Parliament panel may probe IPL
The government is keeping its options open on instituting a joint parliamentary committee (JPC) probe into the IPL controversy as demanded by the opposition. Prime Minister Manmohan Singh will decide after consulting the allies.The ABC of JPC | See specialdelhi Updated: Apr 24, 2010 02:25 IST
The government is keeping its options open on instituting a joint parliamentary committee (JPC) probe into the IPL controversy as demanded by the opposition. Prime Minister Manmohan Singh will decide after consulting the allies.
The Opposition — both the BJP and the Left — made a strong pitch for a JPC in both the Lok Sabha and the Rajya Sabha on Friday amid reports of the role of NCP ministers Sharad Pawar and Praful Patel in the controversy.
The issue later figured at the Congress’s Core Group attended by Prime Minister Singh, Congress president Sonia Gandhi, Union ministers Pranab Mukherjee, P. Chidambaram and A.K. Antony and Gandhi’s political secretary Ahmed Patel.
Mukherjee briefed the meeting on the ongoing IPL probe as well as the Opposition’s demand for a JPC.
“It is now for the government to decide whether or not to have a JPC,’’ said a source.
If the government’s decides to go for a JPC, it would be the fifth. Until two days ago, Congress leaders were privately ruling out the possibility of a JPC. “Some government rule has to be broken for a JPC to be set up,” a minister had said. “If hard facts surface about betting and money laundering, the move to set up a JPC could gain momentum.”
On Friday, the government adopted a more nuanced approach after a combined Opposition stalled proceedings in both Houses of Parliament.
“A decision in the matter has to be taken with due diligence and consideration, and I will convey your sentiments to the Prime Minister. Let us wait for some time,” Mukherjee told the Lok Sabha on Friday.
Is the government trying to buy time and ensure that Parliament gets back on track next week for the vote on the budget by keeping the JPC option open? The pros and cons of setting up a JPC would include addressing a host of issues.
The panel would include NCP members creating a situation where they would be looking into the role of their leaders in the controversy.
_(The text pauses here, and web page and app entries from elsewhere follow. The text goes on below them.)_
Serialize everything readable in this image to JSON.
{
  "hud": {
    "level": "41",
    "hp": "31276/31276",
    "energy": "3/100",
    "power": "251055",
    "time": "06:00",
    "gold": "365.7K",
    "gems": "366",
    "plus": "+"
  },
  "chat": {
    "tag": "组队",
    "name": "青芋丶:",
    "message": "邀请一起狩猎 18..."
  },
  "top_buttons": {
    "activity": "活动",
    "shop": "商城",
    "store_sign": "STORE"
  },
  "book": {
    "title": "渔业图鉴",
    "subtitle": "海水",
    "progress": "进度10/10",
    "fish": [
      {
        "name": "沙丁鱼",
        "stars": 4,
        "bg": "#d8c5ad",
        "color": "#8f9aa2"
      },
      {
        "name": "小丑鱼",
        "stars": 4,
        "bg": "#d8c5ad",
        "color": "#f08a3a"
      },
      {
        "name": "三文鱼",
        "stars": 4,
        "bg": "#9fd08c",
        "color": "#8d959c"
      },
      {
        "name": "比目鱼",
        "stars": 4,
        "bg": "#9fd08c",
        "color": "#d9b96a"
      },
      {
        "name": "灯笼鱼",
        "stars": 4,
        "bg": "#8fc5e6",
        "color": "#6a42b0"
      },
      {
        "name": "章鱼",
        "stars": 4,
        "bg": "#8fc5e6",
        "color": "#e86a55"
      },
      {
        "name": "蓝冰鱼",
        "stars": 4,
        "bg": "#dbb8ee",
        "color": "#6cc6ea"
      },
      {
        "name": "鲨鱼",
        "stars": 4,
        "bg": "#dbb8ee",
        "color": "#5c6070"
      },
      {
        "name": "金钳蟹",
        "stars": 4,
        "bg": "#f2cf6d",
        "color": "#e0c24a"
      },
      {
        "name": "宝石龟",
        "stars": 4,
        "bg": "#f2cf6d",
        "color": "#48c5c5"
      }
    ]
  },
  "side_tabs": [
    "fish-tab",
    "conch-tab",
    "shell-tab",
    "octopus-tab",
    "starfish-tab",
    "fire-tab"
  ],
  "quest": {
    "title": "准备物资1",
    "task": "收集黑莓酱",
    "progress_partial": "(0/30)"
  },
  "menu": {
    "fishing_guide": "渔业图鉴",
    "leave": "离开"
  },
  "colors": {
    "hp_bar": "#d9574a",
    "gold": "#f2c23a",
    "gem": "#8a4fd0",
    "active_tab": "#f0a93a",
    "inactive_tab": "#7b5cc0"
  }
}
Further, will the NCP ministers have to resign pending the JPC probe?
And would the setting up of a JPC not amount to admitting that there was something amiss in the NCP leaders’ role in the IPL controversy when privately Congress leaders say that there is no evidence so far. Given this, will Pawar agree to a JPC?
There are questions also on what will happen to the ongoing investigations.
The big question then is how a JPC will help? “At present the heat is on the Congress’s ally, the NCP, and therefore also on the government. A JPC will help the government take the heat off.
Also, if a JPC probe is on, the government does not have to react. On its part, the Opposition can claim having scored a political point that the panel was set up at its behest.
The disadvantage for it will be that it won’t be able to raise the issue in Parliament,’’ said a government official.
Earlier, Leader of Opposition Sushma Swaraj told the Lok Sabha that the IPL controversy was getting “more serious by the day” and a JPC probe should be ordered “to save the dignity of the House and to bring to light the whole issue”.
JD-U’s Sharad Yadav alleged that “illegal money” from both Mauritius and Swiss banks had been invested in IPL while CPM’s Basudeb Acharia said that the IPL matter was “much bigger” than the 1992 securities scam and CPI’s Gurudas Dasgupta termed it the “most serious fraud” since Independence.
In the Rajya Sabha BJP’s S S Ahluwalia raised the issue. The Lok Sabha witnessed two adjournments on Friday, while the Upper House was adjourned for the day amidst slogan shouting by Opposition members.
“Daal me kala zaroor hai, aur kitne Tharoor hain” (there is something fishy, how many more Tharoors are there), was one such slogan.